Common Name Latin Name Plant Family
Astragalus hamosus
Leguminosae

None known

  • Medicinal Use

    The plant is demulcent, emollient, galactogogue and laxative[240]. It is useful in treating irritation of the mucous membranes, nervous affections and catarrh[240].

  • Edible Use

    Young seedpods – cooked[2, 105, 177]. They quickly become tough and fibrous[K]. The young seedpods are also used in salads. They have only a mediocre taste, but look very much like certain worms and so are used mainly for their novelty value[2].

  • Cautionary Notes

    Many members of this genus contain toxic glycosides[65]. All species with edible seedpods can be distinguished by their fleshy round or oval seedpod that looks somewhat like a greengage[85]. A number of species can also accumulate toxic levels of selenium when grown in soils that are relatively rich in that element[65].

Cultivation & Habitat

Seed – sow late winter in a greenhouse. Pre-soak the seed for 24 hours in warm water. If any seed does not swell up in this time then carefully prick it with a needle making sure that you do not damage the embryo, and re-soak for a further 24 hours. Germination usually takes place within 3 – 6 weeks at 13¡c[134, 200]. As soon as it is large enough to handle, prick the seedlings out into individual pots and plant them out in early summer.
Requires a dry well-drained soil in a sunny position[1]. Grows well in Cornwall[K]. Plants are intolerant of root disturbance and are best sown in situ[200]. This species has a symbiotic relationship with certain soil bacteria, these bacteria form nodules on the roots and fix atmospheric nitrogen. Some of this nitrogen is utilized by the growing plant but some can also be used by other plants growing nearby[200]. When removing plant remains at the end of the growing season, it is best to only remove the aerial parts of the plant, leaving the roots in the ground to decay and release their nitrogen. Many members of this genus can be difficult to grow, this may be due partly to a lack of their specific bacterial associations in the soil[200].
Europe – Mediterranean to Armenia, Ukraine and the Caucasus.

Become ungovernable, break the chains of the matrix; grow and forage your own food and medicine.
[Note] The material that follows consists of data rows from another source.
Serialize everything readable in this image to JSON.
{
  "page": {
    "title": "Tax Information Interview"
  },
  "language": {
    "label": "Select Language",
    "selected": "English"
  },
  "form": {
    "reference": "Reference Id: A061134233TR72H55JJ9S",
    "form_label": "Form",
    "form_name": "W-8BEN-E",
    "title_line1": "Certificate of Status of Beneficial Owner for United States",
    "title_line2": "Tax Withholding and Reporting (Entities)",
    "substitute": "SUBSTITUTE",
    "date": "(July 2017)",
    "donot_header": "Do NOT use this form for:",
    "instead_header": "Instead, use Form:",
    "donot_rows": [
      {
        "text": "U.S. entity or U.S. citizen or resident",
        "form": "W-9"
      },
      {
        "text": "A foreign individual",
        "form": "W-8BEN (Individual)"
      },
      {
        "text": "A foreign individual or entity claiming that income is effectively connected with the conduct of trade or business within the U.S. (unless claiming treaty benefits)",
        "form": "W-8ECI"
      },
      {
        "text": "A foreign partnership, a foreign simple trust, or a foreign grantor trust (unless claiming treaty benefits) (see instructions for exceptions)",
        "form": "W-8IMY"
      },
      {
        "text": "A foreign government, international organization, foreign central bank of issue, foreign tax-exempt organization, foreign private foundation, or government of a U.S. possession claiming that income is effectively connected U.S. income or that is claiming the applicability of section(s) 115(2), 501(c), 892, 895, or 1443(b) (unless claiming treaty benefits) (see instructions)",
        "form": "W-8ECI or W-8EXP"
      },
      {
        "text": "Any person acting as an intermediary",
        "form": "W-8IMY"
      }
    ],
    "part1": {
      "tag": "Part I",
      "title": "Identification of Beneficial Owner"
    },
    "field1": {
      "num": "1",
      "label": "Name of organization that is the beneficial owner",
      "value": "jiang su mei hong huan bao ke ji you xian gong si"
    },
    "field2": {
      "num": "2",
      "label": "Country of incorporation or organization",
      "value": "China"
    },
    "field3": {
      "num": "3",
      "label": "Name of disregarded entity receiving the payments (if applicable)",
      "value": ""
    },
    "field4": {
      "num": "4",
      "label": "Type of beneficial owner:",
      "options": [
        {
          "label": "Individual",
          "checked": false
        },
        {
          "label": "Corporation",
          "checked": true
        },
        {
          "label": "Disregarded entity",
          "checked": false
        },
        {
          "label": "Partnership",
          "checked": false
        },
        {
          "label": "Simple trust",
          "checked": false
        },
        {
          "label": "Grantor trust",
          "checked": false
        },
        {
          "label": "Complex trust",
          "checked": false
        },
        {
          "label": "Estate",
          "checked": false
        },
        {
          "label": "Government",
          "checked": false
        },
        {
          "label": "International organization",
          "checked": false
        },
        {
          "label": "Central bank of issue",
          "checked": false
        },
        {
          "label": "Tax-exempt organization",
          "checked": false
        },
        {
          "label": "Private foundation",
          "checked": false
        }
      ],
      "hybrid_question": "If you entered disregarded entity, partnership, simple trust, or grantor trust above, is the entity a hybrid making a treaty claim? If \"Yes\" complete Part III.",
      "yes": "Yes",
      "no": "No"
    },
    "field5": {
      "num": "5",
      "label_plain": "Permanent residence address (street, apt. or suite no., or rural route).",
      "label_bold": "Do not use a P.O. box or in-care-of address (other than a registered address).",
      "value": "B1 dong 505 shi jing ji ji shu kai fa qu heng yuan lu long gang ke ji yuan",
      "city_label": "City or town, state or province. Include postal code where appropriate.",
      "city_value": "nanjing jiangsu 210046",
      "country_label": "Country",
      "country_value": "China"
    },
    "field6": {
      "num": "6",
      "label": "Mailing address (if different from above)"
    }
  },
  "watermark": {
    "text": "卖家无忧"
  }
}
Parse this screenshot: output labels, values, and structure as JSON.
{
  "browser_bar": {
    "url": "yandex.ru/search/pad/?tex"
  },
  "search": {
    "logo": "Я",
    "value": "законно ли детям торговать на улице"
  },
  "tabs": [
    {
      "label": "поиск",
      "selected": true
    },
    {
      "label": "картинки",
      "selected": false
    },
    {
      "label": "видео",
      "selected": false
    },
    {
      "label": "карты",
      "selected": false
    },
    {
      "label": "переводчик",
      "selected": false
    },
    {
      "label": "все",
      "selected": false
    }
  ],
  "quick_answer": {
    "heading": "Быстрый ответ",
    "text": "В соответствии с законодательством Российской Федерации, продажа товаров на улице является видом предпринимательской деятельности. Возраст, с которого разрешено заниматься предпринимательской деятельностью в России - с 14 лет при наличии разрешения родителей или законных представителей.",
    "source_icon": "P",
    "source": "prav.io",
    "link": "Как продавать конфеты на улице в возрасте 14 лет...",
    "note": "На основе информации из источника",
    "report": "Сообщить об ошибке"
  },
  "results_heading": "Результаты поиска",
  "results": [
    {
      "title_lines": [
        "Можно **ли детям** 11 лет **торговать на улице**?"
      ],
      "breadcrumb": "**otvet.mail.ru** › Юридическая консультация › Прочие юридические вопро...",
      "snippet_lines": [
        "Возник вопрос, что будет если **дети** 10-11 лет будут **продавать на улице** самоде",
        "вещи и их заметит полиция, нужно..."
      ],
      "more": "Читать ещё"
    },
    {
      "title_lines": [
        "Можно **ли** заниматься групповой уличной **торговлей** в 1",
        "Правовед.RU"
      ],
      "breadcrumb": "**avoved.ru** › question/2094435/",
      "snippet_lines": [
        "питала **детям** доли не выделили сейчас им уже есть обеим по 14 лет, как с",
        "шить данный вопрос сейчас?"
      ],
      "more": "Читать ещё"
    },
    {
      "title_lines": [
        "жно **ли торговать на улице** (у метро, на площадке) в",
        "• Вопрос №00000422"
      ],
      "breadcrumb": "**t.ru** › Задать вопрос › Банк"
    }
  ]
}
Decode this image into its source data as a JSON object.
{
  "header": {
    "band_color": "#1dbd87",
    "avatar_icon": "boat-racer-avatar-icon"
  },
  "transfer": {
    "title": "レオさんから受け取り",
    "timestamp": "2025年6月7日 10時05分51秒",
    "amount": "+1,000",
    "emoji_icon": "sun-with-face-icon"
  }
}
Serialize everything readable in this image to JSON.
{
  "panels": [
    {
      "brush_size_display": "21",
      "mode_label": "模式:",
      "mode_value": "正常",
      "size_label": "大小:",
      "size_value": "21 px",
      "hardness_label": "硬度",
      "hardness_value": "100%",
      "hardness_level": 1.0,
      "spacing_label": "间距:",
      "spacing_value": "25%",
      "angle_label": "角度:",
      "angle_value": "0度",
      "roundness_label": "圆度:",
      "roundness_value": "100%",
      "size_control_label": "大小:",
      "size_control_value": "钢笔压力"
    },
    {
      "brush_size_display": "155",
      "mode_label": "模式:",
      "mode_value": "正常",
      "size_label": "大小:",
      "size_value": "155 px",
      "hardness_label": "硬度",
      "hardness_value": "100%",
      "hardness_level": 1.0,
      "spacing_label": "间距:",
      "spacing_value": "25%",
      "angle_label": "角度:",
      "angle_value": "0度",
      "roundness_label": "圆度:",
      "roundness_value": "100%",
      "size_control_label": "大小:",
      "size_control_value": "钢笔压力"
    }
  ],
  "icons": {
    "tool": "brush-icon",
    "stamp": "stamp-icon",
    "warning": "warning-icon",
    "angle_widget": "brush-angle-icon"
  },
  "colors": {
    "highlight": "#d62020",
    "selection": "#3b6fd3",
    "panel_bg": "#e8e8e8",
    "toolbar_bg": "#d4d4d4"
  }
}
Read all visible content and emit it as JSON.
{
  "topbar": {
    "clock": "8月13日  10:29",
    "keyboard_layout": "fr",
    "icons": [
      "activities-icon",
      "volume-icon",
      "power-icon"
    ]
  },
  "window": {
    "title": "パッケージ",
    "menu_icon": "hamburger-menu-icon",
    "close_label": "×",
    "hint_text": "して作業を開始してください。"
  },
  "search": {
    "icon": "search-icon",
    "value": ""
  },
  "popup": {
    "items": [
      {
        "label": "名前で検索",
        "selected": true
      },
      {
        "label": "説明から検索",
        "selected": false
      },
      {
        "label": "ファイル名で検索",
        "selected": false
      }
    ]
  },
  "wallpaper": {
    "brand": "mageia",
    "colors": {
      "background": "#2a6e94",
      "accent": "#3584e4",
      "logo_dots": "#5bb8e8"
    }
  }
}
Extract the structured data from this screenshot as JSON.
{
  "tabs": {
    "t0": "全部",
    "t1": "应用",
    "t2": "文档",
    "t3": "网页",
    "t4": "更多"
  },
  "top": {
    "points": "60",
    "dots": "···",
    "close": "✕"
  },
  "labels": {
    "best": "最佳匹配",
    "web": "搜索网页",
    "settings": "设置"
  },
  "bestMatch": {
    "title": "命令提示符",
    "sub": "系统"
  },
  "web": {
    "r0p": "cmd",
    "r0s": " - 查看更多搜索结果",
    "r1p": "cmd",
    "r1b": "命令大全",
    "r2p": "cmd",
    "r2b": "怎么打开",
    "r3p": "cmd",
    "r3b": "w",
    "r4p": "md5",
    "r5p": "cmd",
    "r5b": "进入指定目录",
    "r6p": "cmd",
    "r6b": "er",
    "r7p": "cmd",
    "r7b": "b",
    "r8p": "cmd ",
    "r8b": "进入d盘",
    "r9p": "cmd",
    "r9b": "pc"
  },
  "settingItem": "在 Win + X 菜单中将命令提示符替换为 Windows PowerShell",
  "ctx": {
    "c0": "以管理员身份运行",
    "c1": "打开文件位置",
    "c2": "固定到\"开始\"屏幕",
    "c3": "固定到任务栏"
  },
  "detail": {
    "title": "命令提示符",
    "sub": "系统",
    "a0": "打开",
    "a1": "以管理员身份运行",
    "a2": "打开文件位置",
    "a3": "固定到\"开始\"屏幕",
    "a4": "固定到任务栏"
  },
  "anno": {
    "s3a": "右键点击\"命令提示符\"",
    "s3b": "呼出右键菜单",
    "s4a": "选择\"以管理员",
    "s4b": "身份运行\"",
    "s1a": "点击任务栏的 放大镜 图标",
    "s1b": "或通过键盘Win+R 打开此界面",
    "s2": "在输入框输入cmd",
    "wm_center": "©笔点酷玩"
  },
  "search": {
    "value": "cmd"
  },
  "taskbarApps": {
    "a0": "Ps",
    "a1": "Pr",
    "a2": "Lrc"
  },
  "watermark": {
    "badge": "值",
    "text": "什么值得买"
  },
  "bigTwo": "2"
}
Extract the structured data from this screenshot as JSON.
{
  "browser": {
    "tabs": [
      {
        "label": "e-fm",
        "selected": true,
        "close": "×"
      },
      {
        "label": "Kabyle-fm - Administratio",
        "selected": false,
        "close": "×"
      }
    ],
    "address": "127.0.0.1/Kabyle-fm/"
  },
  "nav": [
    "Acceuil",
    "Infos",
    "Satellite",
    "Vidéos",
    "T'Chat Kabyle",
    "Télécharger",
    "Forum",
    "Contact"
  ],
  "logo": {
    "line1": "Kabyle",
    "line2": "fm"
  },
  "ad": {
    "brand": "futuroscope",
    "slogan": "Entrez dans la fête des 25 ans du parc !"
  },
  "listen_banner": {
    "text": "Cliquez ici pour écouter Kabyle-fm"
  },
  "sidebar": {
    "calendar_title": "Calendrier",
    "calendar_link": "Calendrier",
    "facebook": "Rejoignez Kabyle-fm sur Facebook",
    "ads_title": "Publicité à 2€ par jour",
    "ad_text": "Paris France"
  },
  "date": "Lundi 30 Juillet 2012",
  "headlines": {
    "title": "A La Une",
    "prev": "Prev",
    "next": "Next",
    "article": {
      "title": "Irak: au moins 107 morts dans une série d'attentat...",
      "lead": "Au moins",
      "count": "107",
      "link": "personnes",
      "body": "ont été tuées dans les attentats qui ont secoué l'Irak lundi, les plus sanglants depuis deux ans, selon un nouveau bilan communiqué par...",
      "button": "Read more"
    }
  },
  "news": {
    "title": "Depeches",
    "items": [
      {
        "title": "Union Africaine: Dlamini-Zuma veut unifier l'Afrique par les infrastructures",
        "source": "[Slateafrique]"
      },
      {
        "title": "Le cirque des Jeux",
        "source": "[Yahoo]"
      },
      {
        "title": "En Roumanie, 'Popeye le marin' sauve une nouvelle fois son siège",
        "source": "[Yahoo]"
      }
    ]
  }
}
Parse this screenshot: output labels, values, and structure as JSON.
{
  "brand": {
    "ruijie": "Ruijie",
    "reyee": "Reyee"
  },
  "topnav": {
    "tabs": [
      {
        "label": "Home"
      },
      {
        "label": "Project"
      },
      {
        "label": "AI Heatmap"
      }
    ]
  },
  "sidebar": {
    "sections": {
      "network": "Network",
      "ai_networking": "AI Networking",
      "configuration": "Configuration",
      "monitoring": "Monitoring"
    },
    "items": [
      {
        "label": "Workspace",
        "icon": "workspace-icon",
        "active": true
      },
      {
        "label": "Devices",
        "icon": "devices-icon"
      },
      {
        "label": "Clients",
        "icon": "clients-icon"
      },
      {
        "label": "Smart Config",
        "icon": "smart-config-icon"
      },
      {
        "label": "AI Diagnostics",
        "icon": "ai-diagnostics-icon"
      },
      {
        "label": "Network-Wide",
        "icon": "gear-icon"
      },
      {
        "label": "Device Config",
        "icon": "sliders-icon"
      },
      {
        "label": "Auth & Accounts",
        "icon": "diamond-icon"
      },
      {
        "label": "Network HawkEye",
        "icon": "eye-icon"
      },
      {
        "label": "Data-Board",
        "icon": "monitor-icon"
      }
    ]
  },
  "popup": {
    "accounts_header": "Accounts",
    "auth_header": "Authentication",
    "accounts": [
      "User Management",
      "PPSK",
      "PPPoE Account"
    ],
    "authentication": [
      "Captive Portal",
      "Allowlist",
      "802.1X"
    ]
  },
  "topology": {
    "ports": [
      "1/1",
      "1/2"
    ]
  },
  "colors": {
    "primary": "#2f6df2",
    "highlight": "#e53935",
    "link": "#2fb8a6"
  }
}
*None of the information on this website qualifies as professional medical advice. Take only what resonates with your heart and use your own personal responsibility for what’s best for you. For more information [brackets] [000], see bibliography.